*Instructions for the task*.
Please print every line from the one containing "Convert this screenshot" through the last line of the records below, exactly as written and nothing more.

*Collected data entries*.
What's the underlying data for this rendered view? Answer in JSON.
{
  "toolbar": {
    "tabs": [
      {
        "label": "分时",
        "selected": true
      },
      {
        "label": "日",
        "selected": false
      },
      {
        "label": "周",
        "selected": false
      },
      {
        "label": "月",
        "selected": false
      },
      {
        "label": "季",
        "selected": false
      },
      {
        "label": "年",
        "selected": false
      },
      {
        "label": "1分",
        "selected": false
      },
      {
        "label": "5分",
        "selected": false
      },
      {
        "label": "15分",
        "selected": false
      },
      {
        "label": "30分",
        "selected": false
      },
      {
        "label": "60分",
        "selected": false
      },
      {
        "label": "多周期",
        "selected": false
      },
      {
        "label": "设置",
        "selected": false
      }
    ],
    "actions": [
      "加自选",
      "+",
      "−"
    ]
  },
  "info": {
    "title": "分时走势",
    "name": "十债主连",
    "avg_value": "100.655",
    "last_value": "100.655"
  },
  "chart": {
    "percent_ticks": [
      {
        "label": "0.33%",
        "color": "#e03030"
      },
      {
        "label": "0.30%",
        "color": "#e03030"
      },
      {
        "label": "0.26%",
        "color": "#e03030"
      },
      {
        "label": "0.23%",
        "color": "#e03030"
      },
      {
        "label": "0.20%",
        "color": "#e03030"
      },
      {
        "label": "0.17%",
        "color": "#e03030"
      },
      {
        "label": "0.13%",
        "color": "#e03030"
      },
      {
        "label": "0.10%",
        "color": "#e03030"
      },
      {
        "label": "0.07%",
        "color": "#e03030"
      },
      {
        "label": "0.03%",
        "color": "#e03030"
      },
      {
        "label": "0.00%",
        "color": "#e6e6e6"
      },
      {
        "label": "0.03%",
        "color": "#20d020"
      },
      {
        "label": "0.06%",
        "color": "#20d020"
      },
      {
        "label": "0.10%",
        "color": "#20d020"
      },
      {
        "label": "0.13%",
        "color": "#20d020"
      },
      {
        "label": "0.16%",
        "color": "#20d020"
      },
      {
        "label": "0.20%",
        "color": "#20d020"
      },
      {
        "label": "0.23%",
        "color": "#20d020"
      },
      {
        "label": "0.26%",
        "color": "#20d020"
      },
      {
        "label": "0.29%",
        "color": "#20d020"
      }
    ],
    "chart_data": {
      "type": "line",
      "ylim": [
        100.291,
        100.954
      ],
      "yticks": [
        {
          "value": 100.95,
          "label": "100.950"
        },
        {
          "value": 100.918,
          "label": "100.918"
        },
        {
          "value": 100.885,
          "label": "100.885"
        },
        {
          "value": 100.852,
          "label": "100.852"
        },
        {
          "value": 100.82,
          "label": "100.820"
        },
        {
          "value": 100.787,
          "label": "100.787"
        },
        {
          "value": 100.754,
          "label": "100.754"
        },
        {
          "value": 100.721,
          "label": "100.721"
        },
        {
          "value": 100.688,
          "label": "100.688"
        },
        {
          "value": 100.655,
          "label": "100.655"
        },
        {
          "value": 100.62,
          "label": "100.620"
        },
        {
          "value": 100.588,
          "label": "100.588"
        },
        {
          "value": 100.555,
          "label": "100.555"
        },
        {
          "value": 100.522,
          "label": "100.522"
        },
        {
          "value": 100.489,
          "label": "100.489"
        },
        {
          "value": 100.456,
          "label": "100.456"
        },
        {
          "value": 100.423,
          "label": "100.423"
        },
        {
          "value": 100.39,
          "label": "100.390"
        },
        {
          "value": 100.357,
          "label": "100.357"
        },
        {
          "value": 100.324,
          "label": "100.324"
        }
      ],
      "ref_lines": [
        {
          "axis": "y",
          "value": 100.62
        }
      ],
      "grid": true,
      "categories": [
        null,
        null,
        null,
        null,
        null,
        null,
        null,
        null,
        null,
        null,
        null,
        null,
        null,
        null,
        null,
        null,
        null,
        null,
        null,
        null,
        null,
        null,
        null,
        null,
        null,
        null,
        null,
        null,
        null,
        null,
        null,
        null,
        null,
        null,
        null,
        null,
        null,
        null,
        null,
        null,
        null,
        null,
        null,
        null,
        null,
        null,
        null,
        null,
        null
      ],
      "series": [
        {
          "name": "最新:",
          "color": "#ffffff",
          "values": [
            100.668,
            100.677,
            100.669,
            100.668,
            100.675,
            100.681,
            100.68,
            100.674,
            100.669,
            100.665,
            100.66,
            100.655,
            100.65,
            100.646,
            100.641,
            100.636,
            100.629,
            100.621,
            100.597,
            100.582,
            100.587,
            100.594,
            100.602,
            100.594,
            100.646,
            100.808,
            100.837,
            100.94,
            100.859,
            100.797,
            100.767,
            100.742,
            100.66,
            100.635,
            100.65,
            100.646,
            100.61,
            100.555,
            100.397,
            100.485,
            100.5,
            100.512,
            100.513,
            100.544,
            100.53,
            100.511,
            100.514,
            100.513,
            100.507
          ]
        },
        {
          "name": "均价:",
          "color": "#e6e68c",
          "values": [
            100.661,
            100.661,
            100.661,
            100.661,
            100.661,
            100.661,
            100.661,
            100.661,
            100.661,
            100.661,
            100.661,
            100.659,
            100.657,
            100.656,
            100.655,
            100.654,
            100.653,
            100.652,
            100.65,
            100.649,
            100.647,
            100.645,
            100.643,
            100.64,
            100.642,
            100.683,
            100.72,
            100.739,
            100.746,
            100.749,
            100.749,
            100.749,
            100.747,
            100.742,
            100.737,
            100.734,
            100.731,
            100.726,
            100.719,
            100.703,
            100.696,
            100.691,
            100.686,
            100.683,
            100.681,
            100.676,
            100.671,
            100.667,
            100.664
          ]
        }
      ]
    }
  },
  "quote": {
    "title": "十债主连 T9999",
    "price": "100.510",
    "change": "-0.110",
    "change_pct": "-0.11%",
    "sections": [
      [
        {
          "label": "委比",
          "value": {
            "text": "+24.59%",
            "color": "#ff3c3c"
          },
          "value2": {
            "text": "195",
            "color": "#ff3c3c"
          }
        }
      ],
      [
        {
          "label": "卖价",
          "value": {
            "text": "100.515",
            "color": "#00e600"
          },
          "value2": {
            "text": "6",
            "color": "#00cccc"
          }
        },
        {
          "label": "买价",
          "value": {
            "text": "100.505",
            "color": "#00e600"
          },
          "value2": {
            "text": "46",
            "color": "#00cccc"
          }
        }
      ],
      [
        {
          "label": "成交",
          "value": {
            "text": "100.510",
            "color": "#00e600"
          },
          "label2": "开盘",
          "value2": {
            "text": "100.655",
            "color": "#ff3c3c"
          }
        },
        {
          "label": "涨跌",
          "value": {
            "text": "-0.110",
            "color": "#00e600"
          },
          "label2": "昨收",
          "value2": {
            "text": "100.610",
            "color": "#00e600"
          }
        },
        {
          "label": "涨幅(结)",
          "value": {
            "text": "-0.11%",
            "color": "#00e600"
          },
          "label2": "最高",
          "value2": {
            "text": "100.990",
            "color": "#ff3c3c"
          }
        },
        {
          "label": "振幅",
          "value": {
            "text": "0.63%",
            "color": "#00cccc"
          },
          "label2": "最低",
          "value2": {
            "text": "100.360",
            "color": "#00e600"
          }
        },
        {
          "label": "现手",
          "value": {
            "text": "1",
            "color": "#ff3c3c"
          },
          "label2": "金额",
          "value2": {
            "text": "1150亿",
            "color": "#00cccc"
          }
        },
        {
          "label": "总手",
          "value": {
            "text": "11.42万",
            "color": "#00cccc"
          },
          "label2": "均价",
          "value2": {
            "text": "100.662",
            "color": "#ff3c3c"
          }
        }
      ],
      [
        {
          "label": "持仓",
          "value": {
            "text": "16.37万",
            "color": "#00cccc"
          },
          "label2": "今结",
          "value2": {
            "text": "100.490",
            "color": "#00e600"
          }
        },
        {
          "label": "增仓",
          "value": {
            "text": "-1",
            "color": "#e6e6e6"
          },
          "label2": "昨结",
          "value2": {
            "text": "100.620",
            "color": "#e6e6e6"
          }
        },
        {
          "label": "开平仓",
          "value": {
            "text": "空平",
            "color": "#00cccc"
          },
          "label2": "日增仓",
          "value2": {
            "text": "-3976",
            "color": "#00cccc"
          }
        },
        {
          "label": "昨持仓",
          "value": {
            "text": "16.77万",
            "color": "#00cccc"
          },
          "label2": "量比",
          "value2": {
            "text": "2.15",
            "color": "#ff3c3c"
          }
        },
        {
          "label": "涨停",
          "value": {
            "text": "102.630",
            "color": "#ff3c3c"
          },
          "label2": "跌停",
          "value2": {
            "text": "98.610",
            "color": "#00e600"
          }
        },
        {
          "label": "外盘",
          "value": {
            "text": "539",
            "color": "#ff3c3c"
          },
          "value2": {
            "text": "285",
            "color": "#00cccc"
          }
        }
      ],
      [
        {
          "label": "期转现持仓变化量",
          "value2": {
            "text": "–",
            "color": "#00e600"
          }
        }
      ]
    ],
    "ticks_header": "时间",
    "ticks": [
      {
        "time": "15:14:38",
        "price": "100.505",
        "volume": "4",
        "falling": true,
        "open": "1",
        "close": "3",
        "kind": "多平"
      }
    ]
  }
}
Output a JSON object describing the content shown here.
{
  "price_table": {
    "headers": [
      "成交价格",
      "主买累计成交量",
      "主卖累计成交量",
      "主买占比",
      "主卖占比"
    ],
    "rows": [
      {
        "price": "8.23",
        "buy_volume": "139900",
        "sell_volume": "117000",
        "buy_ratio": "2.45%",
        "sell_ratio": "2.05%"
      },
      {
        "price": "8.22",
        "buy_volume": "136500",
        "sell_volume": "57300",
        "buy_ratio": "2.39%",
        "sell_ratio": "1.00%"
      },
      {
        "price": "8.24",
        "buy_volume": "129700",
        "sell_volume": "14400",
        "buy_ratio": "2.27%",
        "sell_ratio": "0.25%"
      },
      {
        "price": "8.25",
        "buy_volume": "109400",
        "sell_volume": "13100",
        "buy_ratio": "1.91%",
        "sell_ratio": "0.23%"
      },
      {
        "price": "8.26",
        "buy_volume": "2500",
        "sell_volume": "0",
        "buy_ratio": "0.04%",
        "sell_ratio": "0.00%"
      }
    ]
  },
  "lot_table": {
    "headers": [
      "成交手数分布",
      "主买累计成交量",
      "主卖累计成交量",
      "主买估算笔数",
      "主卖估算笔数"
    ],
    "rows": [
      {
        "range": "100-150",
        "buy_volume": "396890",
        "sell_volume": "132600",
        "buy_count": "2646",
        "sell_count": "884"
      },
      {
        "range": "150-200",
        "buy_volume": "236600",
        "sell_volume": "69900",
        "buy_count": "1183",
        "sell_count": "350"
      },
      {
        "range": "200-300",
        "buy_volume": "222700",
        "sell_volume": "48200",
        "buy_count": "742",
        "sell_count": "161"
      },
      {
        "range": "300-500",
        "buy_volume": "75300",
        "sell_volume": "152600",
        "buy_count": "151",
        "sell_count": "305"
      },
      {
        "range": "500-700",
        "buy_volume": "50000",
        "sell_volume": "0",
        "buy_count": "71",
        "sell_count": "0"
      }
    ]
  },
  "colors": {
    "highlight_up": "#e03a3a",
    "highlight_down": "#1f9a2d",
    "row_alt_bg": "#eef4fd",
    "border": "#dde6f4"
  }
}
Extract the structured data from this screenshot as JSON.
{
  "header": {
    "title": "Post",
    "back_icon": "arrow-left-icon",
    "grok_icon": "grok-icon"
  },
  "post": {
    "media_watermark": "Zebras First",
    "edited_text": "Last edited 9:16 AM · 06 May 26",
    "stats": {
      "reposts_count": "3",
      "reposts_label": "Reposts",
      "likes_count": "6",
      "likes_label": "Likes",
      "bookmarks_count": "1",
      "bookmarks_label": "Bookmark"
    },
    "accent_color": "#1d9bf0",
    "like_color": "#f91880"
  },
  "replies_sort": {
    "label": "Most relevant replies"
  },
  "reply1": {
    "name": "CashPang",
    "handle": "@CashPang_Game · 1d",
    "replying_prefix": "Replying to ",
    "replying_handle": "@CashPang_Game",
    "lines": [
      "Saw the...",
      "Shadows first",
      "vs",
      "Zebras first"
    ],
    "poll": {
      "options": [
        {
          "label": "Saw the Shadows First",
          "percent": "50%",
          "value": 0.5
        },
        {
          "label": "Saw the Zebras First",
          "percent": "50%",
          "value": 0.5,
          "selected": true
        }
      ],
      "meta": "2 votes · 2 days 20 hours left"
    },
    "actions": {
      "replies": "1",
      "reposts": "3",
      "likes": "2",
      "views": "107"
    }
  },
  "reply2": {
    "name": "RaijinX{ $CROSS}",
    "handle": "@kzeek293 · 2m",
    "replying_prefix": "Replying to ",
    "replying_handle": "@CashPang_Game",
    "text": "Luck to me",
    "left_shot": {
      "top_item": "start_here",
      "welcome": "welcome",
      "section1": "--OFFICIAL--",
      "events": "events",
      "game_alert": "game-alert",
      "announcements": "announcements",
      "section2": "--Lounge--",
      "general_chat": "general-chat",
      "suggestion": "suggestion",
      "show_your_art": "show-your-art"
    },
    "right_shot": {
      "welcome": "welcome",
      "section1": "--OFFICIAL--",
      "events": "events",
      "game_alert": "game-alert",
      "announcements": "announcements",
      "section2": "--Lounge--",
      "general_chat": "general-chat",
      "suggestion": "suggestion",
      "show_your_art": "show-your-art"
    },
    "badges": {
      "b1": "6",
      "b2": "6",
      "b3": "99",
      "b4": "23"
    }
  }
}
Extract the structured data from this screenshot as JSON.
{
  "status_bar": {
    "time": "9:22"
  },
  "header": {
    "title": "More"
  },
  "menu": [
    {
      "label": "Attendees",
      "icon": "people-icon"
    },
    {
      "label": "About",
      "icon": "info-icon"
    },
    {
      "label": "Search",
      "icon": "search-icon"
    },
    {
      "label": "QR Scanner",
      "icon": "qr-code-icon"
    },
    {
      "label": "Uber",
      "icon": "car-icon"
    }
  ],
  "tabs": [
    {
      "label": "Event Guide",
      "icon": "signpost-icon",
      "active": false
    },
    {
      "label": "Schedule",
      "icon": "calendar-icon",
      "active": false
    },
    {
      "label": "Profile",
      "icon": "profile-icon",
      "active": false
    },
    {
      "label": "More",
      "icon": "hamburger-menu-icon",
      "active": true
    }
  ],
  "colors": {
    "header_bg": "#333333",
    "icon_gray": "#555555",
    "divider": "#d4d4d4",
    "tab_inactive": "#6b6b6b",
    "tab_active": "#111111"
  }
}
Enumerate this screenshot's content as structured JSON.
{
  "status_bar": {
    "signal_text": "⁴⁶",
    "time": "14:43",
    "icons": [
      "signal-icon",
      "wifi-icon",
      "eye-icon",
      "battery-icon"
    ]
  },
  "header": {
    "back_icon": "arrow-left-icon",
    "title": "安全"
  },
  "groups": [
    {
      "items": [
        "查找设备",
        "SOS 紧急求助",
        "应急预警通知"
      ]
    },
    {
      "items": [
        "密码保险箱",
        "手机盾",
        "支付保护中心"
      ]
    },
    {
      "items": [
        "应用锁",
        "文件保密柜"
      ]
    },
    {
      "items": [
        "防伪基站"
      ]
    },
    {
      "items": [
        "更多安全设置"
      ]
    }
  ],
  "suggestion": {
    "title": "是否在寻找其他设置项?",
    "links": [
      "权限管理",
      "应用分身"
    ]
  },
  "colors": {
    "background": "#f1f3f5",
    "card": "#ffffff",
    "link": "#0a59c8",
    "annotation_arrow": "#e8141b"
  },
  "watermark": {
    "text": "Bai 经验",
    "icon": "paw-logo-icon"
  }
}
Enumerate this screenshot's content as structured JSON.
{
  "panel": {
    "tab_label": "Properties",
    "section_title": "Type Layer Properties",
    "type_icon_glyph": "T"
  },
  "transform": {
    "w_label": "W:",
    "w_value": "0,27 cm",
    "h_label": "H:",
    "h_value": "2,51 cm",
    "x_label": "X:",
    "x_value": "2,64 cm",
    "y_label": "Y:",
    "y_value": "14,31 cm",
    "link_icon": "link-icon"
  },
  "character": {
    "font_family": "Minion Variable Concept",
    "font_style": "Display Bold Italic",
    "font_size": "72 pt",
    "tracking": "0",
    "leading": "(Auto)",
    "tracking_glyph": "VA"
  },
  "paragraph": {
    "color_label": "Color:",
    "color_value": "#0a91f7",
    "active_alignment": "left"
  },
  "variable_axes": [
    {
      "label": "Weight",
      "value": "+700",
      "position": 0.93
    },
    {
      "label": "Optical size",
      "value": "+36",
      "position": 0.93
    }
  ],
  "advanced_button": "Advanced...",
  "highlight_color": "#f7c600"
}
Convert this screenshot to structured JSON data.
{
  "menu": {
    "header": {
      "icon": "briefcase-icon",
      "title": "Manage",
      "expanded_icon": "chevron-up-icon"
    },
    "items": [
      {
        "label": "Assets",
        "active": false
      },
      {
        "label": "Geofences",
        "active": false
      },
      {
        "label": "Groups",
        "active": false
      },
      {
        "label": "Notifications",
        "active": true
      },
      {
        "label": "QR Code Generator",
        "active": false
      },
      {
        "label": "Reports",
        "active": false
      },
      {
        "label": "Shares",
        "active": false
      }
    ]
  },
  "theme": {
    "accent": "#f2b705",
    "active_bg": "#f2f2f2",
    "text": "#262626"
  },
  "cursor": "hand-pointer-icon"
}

*Task response*.
Convert this screenshot to structured JSON data.
{
  "menu": {
    "header": {
      "icon": "briefcase-icon",
      "title": "Manage",
      "expanded_icon": "chevron-up-icon"
    },
    "items": [
      {
        "label": "Assets",
        "active": false
      },
      {
        "label": "Geofences",
        "active": false
      },
      {
        "label": "Groups",
        "active": false
      },
      {
        "label": "Notifications",
        "active": true
      },
      {
        "label": "QR Code Generator",
        "active": false
      },
      {
        "label": "Reports",
        "active": false
      },
      {
        "label": "Shares",
        "active": false
      }
    ]
  },
  "theme": {
    "accent": "#f2b705",
    "active_bg": "#f2f2f2",
    "text": "#262626"
  },
  "cursor": "hand-pointer-icon"
}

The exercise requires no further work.